EDIT: fixed asymmetrical denominator!

I was following along with a proof of Routh's theorem, and the final expression for the area of the enclosed triangle is $$1 - \frac{x}{xz + x + 1} - \frac{y}{xy + y + 1} - \frac{z}{yz + z + 1}$$ (or something extremely similar).

It's supposed to simplify to $$\frac{(xyz - 1)^2}{(xz + x + 1)(xy + y + 1)(yz + z + 1)}$$

However, I've tried doing the simplification by hand, but to no avail.

Using the WolframAlpha[...] function in Mathematica and then doing a step-by-step solution gives a few pages' worth of expansions that are obviously beyond a mortal.

Is there any way to do this that I'm missing?

• "or something extremely similar"??? Please check your expressions (both of them) since you give them out of context and don't explain where they come from - and they don't have any obvious symmetry properties (as stated) between $x,y,z$ which would be expected for a triangle.
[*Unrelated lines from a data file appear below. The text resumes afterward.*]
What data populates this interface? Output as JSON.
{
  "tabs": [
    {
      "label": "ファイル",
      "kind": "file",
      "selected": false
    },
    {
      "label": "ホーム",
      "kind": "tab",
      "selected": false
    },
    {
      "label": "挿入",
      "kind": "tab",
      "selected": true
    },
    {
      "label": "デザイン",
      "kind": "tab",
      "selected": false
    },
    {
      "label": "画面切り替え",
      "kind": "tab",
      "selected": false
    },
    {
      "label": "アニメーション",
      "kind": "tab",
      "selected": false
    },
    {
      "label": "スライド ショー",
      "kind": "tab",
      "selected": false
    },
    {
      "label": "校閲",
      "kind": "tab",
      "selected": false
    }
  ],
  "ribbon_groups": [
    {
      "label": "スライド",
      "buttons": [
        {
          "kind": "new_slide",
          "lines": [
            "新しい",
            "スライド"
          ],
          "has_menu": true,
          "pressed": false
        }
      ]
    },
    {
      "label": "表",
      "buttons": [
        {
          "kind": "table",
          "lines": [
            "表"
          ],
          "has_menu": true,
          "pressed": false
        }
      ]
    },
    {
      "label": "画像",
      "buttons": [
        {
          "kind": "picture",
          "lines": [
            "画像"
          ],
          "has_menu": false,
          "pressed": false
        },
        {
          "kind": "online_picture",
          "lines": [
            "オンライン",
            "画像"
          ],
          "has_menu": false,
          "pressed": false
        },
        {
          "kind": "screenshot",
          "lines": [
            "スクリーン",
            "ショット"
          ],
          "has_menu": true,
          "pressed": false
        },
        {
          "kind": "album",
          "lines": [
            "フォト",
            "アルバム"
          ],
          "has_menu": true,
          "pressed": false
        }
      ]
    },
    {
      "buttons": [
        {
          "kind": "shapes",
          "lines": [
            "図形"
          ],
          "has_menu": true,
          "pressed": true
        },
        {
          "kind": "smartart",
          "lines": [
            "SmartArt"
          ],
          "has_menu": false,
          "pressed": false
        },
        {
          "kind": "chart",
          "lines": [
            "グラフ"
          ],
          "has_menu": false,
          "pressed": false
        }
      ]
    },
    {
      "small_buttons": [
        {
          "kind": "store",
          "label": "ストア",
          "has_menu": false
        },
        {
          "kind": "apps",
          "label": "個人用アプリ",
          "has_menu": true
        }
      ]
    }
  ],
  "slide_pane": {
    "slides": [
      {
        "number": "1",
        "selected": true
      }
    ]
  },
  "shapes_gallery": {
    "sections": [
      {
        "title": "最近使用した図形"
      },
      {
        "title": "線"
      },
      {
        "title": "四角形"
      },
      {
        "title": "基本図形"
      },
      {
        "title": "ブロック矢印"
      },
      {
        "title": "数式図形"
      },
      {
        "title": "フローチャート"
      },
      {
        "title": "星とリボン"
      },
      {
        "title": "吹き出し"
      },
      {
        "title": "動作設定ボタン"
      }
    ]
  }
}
Setting $x=y=0$ gives $1-z=1$, which is false unless $z=0$ and you give no reason why that should be so. – Mark Bennet Sep 4 '14 at 18:25
• I'm guessing the last fraction is actually $$\frac z{yz+z+1}$$ to make for full symmetry in the expression. – abiessu Sep 4 '14 at 19:08
• @MarkBennet yes, there was a typo in the original question, I've fixed it. – Soham Chowdhury Sep 5 '14 at 1:43

It is easy if you fix your starting expression. The last term is $\frac{z}{yz+z+1}$ you changed that $z$ in the denominator to $y$, making it unsymmetrical.

Setting your two expressions equal to each other and mutliplying by the denominators and simplifying I get:

$$(y-z)(1+ x z + x^2 y z) = 0$$

Which means in general they are not equal. Or so it would seem.

Going off the idea of a typo: if you change the $(y z + y + 1)$ to $( y z + z + 1)$ then it simplifies to the stated answer (with the same change).
Starting with $$1 - \frac{x}{xz + x + 1} - \frac{y}{xy + y + 1} - \frac{z}{yz + y + 1}$$ I arrived to $$\frac{x^2 y^2 z^2+x^2 y^2 z-x^2 y z^2-x y z-x z^2+y-z+1}{(x y+y+1) (x z+x+1) (y z+y+1)}$$ Probably typo's somewhere.
• Yeah, the denominator of the last fraction should be $yz + z + 1$. – Soham Chowdhury Sep 5 '14 at 1:44